This wall clock is said to have been a gift from King Adolf Fredrik and Queen Lovisa Ulrika as godparents to the seal engraver Moses Marcus Levi when he converted and was baptised in December 1754. The fact that the king and queen were godparents and presented such an obviously expensive gift shows the importance of the event. The state faith of Sweden was Lutheranism, and when people converted from another faith this was ascribed great significance. Levi took the name Adolph Ludvig in honour of the king and queen, and Swedified his surname to Levin.

The clock face bears the signature of the French Court Clockmaker Louis Mynuel. A stamp shows that it dates from 1745-47, when Mynuel's widow had taken over the workshop. The figures on the crest depict Diana, the goddess of hunting, and one of her dogs. The bronze was produced by Jean-Joseph de Saint-Germain.

The clock was reacquired for the Royal Collections by the then Crown Prince Gustaf (V) in 1887.

Photo: Alexis Daflos/

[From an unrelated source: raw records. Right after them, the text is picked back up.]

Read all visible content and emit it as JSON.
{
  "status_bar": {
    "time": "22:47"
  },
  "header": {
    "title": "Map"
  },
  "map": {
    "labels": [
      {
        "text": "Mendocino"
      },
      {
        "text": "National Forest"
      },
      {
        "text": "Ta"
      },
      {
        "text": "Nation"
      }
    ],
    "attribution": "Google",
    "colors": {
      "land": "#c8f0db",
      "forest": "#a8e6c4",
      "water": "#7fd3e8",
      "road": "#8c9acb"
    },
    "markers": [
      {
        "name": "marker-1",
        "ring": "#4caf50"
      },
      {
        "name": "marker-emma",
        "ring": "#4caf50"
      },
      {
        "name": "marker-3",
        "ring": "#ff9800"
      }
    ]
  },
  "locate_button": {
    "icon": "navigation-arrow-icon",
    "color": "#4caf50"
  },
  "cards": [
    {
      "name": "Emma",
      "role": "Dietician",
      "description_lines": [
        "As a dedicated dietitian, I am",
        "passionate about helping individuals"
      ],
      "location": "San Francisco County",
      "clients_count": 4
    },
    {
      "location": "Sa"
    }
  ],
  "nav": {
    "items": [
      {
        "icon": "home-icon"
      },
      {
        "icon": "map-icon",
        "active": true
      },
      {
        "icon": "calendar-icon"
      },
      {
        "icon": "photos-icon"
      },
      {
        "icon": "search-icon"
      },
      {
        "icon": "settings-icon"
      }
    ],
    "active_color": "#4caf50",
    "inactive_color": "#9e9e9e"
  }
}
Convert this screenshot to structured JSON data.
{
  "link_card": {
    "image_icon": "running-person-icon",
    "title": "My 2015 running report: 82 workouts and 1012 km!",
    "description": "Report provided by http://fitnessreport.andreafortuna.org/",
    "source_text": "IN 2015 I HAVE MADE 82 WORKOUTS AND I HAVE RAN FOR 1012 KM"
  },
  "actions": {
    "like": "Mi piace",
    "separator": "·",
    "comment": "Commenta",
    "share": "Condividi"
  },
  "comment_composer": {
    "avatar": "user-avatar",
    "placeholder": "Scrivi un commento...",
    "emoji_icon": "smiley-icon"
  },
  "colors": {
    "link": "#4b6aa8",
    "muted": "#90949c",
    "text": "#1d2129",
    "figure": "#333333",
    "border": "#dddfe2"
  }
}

The Royal Palace of Stockholm
The Guards' Hall, the Bernadotte Apartments